Pioneering actor Earl Cameron CBE, who was one of the first successful black British actors, has died at the age of 102.
Best known for his roles in Doctor Who, Thunderball and Inception, Bermudan-born Cameron made his first appearance on the screen in 1951’s Pool of London.
Cameron lived in Kenilworth, Warwickshire, with his wife Barbara and also leaves behind his six children.
A family friend, Martin Beckett, confirmed that the actor had died, the BBC reports.
Mr Beckett said: ‘He had sheltered himself because of Covid and had not really been keen on going out, he had chest problems.
‘He’s a great character, very spiritual, very modest, we’re going to miss him.
The pioneering actor was born in 1917 in Pembroke, Bermuda, and he started his career with the British Merchant Navy.

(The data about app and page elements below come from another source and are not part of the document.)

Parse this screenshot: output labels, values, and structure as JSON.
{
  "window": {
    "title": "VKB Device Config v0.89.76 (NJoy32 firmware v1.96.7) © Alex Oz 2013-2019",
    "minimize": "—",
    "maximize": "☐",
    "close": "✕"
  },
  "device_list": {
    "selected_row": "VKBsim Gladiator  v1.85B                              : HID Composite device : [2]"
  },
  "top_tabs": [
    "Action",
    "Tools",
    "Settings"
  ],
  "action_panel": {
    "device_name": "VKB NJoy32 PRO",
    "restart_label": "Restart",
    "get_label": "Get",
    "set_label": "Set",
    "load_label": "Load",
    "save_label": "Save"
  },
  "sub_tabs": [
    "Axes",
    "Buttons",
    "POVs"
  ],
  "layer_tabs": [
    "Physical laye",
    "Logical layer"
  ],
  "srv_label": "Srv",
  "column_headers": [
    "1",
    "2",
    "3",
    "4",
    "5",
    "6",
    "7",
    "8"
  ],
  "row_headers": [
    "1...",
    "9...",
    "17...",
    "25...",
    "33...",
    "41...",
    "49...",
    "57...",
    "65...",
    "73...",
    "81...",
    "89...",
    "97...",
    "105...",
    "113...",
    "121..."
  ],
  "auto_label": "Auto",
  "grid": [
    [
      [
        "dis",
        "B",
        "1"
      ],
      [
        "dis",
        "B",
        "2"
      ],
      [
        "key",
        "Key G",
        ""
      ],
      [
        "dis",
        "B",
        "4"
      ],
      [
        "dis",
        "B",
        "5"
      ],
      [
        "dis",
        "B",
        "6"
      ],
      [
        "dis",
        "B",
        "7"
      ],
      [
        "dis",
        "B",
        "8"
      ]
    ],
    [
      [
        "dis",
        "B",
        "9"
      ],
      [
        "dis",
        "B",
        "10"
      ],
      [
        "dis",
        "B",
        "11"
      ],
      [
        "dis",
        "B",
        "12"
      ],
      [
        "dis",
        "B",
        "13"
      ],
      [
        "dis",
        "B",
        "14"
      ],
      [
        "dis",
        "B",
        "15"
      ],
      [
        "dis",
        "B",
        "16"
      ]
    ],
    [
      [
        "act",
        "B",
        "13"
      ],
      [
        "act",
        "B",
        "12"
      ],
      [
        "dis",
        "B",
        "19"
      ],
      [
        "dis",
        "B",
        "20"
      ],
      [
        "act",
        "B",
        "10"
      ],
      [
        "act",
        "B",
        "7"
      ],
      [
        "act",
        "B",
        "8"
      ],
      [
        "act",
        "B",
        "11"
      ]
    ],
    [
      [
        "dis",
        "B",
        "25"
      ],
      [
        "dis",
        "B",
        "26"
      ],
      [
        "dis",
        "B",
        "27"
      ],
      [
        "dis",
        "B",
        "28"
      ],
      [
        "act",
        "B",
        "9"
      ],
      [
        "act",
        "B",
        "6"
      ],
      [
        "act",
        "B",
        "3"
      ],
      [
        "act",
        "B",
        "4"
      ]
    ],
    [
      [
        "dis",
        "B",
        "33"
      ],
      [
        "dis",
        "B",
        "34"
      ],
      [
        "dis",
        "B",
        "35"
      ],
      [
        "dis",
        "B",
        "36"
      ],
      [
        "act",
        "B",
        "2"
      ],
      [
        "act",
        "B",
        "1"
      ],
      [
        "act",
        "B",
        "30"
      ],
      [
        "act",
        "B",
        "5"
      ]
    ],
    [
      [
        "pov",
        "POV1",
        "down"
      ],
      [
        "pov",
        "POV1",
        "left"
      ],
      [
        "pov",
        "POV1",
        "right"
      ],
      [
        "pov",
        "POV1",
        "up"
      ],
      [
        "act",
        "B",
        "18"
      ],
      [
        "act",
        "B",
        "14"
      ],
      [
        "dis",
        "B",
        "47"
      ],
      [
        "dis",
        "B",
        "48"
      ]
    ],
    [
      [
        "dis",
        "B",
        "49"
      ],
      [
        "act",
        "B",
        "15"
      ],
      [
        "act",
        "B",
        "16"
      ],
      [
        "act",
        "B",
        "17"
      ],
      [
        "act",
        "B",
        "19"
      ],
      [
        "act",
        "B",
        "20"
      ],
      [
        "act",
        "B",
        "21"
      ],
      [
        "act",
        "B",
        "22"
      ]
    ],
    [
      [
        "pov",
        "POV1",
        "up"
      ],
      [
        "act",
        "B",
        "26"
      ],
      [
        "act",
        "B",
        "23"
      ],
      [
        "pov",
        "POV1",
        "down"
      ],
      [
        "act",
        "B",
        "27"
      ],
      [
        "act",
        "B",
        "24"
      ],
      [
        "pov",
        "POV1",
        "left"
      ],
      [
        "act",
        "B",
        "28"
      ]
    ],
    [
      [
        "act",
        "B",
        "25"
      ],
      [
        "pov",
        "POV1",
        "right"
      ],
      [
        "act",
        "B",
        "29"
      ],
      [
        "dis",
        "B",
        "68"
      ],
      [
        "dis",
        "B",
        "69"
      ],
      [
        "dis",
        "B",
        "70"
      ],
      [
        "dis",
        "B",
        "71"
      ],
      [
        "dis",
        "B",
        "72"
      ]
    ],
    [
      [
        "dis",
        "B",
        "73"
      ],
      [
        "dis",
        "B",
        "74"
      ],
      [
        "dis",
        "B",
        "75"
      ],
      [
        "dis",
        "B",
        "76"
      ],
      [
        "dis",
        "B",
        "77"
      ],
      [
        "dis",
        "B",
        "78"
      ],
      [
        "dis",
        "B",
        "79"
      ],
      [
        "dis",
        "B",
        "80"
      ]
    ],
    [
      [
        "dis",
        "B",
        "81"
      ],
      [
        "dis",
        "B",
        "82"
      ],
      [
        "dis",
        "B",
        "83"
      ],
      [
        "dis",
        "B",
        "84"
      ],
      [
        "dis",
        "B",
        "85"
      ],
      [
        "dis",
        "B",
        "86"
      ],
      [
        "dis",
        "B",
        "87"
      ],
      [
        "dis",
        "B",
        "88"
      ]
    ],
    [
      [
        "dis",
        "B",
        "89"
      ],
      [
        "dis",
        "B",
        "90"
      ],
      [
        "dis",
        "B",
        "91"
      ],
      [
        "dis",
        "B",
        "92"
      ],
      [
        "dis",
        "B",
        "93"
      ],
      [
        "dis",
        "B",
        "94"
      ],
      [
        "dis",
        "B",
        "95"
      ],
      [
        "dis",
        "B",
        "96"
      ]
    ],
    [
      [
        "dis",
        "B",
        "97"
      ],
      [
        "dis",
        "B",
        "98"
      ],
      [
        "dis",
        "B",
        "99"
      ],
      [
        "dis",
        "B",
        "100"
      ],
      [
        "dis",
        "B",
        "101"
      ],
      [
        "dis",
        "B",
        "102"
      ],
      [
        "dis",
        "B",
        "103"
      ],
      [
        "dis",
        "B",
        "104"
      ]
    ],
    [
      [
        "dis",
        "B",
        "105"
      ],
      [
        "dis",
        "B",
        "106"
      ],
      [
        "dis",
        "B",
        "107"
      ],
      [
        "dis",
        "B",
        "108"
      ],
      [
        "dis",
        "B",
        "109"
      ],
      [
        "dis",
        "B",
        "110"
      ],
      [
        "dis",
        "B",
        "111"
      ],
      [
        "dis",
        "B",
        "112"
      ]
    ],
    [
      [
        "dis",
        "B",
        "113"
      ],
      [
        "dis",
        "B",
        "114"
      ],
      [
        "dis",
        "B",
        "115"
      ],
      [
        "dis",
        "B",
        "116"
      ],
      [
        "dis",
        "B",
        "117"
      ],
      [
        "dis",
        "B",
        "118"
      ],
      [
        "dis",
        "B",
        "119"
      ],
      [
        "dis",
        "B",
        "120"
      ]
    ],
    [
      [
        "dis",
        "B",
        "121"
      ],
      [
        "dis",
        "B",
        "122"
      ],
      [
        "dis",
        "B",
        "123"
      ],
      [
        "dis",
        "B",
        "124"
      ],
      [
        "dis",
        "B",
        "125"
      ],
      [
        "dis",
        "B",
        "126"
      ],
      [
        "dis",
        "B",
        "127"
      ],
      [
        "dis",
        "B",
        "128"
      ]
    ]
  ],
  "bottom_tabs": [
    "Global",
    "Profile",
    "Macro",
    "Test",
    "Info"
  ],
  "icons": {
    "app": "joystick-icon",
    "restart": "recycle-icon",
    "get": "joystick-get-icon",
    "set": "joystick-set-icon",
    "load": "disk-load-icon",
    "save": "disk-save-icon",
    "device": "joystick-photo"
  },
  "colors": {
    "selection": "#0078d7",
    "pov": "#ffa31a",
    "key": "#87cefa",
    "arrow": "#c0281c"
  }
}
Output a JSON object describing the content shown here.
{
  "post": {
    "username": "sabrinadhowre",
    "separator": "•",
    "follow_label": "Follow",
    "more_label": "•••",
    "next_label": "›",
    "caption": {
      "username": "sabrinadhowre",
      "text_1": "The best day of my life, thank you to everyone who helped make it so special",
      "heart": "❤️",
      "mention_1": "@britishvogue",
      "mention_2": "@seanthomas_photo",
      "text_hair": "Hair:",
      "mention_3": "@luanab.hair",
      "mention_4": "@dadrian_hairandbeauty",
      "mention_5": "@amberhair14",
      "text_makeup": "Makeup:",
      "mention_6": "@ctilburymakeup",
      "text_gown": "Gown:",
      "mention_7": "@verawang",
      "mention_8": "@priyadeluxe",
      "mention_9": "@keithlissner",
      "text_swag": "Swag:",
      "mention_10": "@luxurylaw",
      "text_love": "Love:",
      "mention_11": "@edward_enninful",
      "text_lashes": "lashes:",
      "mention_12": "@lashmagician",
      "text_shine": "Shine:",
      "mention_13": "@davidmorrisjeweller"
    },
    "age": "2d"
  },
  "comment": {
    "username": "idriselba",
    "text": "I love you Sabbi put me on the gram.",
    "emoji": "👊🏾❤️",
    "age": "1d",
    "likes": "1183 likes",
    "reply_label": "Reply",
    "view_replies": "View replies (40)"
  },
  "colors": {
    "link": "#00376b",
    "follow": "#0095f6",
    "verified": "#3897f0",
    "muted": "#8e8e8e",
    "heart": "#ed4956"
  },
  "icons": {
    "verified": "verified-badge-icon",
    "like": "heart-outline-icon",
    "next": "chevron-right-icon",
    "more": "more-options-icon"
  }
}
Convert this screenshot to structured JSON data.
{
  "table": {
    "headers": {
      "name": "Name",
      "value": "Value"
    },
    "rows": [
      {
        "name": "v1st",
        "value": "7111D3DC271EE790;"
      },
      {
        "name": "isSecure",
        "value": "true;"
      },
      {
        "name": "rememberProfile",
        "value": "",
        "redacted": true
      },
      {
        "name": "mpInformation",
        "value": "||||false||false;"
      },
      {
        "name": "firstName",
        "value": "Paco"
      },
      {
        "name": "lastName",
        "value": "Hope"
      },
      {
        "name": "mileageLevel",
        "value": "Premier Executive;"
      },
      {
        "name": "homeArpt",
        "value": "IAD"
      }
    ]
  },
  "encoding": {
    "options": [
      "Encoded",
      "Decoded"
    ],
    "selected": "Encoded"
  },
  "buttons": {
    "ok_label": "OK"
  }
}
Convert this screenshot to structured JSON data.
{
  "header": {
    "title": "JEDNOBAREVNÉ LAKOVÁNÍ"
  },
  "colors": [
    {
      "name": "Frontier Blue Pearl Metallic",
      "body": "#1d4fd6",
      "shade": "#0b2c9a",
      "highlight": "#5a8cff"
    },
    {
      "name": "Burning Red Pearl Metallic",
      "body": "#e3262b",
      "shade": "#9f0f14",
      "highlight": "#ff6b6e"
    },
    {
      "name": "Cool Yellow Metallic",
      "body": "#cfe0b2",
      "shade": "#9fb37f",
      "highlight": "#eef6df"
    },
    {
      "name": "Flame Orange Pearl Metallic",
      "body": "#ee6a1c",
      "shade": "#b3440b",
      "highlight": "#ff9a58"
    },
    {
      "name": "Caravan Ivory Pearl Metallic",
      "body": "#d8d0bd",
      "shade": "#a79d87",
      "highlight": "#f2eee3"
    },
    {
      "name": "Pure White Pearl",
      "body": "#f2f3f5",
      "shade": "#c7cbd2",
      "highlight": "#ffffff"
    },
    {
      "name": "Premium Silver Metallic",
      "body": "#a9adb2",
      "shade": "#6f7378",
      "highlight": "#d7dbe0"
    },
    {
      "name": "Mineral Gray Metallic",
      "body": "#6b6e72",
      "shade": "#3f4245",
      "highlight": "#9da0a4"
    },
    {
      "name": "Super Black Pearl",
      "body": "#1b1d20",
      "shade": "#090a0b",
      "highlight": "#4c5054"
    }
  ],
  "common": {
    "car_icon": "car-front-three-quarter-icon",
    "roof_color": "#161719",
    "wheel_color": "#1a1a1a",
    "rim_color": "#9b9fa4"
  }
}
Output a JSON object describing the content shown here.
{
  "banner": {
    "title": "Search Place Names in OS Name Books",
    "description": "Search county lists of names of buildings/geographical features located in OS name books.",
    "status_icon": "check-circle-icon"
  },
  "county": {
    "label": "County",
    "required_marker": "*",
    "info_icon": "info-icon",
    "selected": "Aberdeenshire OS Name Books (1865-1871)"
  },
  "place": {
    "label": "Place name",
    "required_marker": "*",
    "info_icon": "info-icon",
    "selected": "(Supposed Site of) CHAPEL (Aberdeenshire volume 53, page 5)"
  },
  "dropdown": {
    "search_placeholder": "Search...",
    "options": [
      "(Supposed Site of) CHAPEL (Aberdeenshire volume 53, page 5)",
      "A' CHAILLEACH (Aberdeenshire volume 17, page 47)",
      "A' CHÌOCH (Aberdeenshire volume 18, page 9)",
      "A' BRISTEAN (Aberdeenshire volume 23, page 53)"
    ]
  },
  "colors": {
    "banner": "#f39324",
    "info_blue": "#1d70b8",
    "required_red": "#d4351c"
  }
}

He ended up stranded in Britain before the start of the Second World War and scraped by before his acting career kicked off in 1951.
His starring role in Pool of London made him only the fourth black actor ever to appear in a prominent role in a British film.
The film was also ground-breaking because it was the first British film to depict a mixed-race relationship.
Cameron’s next major role came in the 1955 film Simba, closely followed by a role in the film Safari.
Having been considered for a role in the James Bond film Dr No, he soon landed a role as 007’s assistant Pinder in Thunderball.
His career did not only impact cinema though, as Cameron also forged a glittering television career.
One highlight from his TV career came in his appearance in Doctor Who. Appearing in The Tenth Planet, Cameron became the first black actor to play an astronaut and in 2017 he also became only the third actor to have appeared in the show to reach the age of 100.
Cameron’s final acting credit came as a minor role in the 2010 film Inception, starring Leonardo DiCaprio and Ellen Page.
In 2009 he was appointed as a Commander of the Order of the British Empire.
The veteran actor was inducted into Britain’s Screen Nation Hall of Fame in 2016 and he was also awarded an honourary doctorate in 2013 by the University of Warwick.
Speaking to the Guardian in 2017, Cameron said: ‘I never saw myself as a pioneer. It was only later, looking back, that it occurred to me that I was.’